She also suggested the establishment of a new housing trust fund, which she said could be funded, in part, through Springfield’s hotel/motel tax, that could serve a variety of different purposes, possibly including assistance with down payments and closing costs, and incentives for those willing to invest in blighted areas.

Horton praised the efforts of the Drew Lewis Foundation in their Blue House Project homeownership program, which helps qualified participants obtain residential stability.

Northside incumbents share additional concerns to be addressed, whether in their next term or years down the road

Among her other priorities, Horton wants to put focus on preserving certain properties that may or may not be in historic districts in Springfield, and specifically pointed out that she would support a preservation plan for Silver Springs Park, which is a part of the African-American Heritage Trail.

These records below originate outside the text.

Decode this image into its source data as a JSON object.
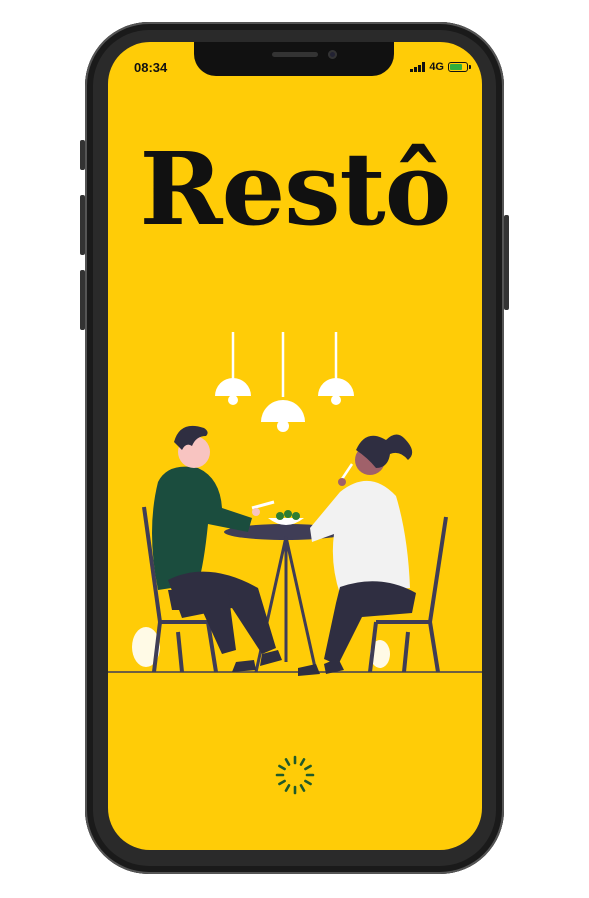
{
  "status_bar": {
    "time": "08:34",
    "network": "4G",
    "battery_level": 0.75,
    "signal_bars": 4
  },
  "app": {
    "logo_text": "Restô"
  },
  "colors": {
    "background": "#FFCC07",
    "ink": "#111111",
    "spinner": "#1f5a2a",
    "battery": "#2fae3a"
  },
  "illustration": {
    "description_icon": "couple-dining-illustration"
  },
  "loader": {
    "icon": "loading-spinner-icon"
  }
}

Horton also wants to put more emphasis on addressing homelessness in the community, and wants to see more non-congregate shelters available in Springfield. She also thinks there should be more tax dollars “in the game,” because the city relies heavily on federal funds to assist people who deal with housing instability.

McGull said that, as the Springfield area continues to grow and becomes more of a “modern city,” will inevitably have to expand the role of City Council in the years ahead.

“It is unrealistic to think that this city, with this growth that it is having and being the central hub for surrounding communities, can continue to function with a volunteer [City] Council,” he said. “…That’s going to have to be addressed sometime down the road. Maybe not in this election cycle or the next, but, at some point, you’re going to have a full-time mayor, maybe a part-time council. But I think that day is coming soon for this city because there’s so much progress, so many issues that have to be addressed.”

While competition-less in this election, Horton and McGull are still sharing their views on how Springfield might address the many and diverse challenges it faces, and getting to know their future fellow council members as they vie for a spot on the nine-member council that will, nonetheless, be in for a shake-up on election day.

The deadline to register to vote has passed, and Horton and McGull will be found on the ballot, alongside eight other City Council candidates in four contested races, on April 4.

(Photo by Shannon Cay Bowers)

Jack McGee

Jack McGee is the business and economic development reporter at the Springfield Daily Citizen. He previously covered politics and elections for the Citizen. Before that, he worked at documentary film company Carbon Trace Productions and Missouri State University’s student-led newspaper, The Standard. He’s an MSU graduate with a Bachelor of Science degree in journalism and a minor political science. Reach him at jmcgee@sgfcitizen.org or (417) 719-5129. More by Jack McGee